Apple has released (or I've just come across) a document Device and Data Access when Personal Safety is At Risk.
Apple makes it easy to connect and share your life with the people closest to you. What you share, and whom you share it with, is up to you — including the decision to make changes to better protect your information or personal safety. If you’d like to revisit what you share with other people, or restore your device’s original settings for any reason, this guide can help you understand what information you are sharing via your Apple devices, and how to make changes to protect your safety.
The document includes checklists, which are available separately:
- If you want to see if anyone else has access to your device or accounts
- If you want to stop sharing with someone whom you previously shared with
- If you want to make sure no one else can see your location
Defending against attackers who are both authorized and "interface-bound" is a weird problem for information security, as traditionally defined. We object with phrases like, "of course people can do the things you've authorized them to do." "How do you expect to defend against an attacker who can configure the device?"
These objections are simultaneously reasonable and not. They're reasonable from the perspective that information security has long been defined as the ability of system owners to implement their policies, and to have assurance in those implementations. They're unreasonable because ever year in the United States, 1,000 to 1,600 women die at the hands of their male partners, and some fraction of those are enabled by technology-aided surveillance. (The National Institute of Justice Journal's issue on Intimate Partner Homicide is mainly disturbing and also fascinating. For security practitioners, that's worth reading both for the key messages, and also to see how another field marshalls its information for practical use, and the quality that comes from dedicated editing.)
That "simultaneously reasonable and not" has made it hard for researchers working in intimate partner violence to bring their problem to the attention of information security, and that's fed my thinking that we need a discipline of cybersecurity public health which complements information security the way public health compliments medicine.

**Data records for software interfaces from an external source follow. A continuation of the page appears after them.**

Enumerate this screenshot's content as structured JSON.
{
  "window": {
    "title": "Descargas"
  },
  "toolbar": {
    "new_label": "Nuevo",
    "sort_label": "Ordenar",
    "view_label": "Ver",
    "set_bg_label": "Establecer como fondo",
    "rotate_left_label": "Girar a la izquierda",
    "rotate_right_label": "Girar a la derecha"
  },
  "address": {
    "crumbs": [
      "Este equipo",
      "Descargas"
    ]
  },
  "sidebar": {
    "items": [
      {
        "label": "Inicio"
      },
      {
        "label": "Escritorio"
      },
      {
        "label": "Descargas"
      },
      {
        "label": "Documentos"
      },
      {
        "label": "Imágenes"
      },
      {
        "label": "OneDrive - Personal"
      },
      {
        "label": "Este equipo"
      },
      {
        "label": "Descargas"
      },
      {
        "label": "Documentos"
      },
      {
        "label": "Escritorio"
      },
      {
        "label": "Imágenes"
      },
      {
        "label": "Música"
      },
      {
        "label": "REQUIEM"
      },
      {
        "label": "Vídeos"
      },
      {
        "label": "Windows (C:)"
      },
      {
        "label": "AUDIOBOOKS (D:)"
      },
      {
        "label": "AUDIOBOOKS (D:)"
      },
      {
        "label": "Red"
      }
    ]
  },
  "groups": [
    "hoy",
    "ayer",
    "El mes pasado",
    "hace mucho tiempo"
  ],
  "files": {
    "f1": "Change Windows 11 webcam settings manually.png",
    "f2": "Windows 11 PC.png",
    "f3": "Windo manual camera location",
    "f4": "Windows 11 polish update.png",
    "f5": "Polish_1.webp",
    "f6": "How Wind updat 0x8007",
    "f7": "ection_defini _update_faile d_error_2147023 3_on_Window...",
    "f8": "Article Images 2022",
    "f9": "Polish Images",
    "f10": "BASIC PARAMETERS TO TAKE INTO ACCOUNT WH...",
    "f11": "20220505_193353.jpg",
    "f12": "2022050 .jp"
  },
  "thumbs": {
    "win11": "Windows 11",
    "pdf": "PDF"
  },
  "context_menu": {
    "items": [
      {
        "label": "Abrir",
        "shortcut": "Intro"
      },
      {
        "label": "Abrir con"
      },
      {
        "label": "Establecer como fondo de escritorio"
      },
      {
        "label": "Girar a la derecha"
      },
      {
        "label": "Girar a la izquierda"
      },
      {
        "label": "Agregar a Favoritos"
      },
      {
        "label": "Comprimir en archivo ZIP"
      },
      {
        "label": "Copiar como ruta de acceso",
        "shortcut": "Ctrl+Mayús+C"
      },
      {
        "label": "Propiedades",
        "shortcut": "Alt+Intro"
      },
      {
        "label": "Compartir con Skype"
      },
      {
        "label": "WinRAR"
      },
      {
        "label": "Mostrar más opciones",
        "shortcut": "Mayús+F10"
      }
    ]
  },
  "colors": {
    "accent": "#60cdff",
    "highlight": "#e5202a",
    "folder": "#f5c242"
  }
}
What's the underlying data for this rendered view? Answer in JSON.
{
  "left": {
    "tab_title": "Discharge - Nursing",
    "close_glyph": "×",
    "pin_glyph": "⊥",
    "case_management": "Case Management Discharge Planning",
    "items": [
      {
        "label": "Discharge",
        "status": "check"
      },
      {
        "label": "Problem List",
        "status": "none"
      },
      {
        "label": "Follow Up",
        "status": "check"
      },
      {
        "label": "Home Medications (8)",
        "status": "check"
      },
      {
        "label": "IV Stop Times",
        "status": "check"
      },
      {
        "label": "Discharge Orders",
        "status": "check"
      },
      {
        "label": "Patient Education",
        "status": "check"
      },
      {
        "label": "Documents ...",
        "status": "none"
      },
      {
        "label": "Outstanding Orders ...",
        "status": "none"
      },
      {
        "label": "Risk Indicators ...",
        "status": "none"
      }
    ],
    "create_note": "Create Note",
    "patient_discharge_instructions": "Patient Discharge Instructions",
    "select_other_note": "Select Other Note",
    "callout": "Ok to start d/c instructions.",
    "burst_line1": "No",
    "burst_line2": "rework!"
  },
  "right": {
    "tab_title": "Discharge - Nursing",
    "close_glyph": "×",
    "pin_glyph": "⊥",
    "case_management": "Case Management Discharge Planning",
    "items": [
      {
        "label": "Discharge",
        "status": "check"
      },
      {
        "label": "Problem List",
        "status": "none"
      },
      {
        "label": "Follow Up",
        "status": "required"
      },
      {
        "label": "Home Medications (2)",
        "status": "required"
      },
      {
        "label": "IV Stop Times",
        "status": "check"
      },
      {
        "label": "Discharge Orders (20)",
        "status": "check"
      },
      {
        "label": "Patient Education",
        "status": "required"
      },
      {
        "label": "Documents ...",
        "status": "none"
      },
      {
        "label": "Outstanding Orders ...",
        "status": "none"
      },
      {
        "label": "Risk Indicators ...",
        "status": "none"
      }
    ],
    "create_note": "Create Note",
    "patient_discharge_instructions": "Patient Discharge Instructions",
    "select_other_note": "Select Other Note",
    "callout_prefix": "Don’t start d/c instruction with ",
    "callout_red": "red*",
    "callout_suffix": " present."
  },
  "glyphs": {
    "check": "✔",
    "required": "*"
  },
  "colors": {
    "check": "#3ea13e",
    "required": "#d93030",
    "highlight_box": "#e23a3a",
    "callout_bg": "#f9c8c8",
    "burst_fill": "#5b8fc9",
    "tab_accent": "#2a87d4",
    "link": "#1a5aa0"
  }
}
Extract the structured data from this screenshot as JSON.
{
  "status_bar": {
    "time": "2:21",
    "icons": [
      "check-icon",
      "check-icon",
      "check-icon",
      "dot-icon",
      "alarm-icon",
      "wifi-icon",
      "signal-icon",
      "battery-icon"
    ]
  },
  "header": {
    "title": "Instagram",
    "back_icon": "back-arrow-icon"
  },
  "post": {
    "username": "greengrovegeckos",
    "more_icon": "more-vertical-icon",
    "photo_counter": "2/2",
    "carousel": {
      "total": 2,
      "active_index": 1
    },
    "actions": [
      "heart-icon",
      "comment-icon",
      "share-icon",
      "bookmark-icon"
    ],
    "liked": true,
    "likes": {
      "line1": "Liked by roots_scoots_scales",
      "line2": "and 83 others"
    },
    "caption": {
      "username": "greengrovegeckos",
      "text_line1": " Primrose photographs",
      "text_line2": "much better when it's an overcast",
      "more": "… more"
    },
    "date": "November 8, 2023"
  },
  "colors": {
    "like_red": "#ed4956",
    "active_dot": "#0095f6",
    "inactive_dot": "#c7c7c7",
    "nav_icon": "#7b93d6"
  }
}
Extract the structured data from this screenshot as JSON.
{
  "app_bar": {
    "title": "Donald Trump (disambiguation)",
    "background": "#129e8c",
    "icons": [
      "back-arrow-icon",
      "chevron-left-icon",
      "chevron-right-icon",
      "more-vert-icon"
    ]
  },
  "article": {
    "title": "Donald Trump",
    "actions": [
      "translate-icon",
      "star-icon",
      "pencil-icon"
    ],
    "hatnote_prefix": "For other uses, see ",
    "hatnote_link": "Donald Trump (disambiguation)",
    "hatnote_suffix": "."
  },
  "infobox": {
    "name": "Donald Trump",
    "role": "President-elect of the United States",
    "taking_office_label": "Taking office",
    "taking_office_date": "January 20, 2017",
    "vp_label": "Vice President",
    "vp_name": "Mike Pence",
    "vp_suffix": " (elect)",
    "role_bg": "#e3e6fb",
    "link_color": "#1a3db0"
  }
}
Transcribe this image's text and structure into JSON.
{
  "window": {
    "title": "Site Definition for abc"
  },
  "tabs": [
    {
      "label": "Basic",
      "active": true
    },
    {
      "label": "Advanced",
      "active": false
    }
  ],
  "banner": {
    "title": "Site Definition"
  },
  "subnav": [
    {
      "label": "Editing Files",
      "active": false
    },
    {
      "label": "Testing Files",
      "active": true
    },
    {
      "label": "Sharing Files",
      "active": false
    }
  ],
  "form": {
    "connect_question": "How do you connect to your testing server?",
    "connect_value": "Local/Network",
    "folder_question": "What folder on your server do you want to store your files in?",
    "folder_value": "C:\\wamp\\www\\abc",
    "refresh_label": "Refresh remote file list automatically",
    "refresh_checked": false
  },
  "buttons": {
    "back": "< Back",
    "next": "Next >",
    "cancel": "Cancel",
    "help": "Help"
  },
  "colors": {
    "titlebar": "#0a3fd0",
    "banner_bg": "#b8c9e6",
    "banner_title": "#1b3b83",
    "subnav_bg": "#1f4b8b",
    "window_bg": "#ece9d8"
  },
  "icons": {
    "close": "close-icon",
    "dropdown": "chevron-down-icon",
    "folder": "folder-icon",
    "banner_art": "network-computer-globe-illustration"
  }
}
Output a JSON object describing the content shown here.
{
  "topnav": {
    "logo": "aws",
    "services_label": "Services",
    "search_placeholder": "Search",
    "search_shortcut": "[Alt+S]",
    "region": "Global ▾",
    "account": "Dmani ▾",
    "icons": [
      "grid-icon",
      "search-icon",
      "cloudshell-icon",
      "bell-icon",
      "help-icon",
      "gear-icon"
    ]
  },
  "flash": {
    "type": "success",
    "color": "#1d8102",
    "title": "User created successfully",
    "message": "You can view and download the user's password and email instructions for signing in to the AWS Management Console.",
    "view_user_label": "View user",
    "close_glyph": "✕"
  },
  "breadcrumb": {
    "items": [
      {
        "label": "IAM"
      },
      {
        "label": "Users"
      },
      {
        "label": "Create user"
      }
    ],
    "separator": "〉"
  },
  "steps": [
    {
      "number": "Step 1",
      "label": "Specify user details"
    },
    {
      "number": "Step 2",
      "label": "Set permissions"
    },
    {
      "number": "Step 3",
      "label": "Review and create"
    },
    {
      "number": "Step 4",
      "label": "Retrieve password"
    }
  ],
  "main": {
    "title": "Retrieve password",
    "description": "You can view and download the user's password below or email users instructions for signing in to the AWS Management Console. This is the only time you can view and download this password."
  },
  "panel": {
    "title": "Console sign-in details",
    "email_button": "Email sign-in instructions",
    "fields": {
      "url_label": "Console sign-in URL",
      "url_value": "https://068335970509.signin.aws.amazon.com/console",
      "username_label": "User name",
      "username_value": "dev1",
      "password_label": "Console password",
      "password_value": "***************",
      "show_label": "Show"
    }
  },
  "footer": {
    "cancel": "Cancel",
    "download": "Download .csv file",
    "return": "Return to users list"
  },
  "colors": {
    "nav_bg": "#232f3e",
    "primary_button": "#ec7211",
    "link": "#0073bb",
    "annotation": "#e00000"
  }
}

Relatedly, Apple has been thinking about the abuse of Airtags for stalking, and has built in some protections. We can debate if those are the right protections, which is a much better debate to have than should there be protections?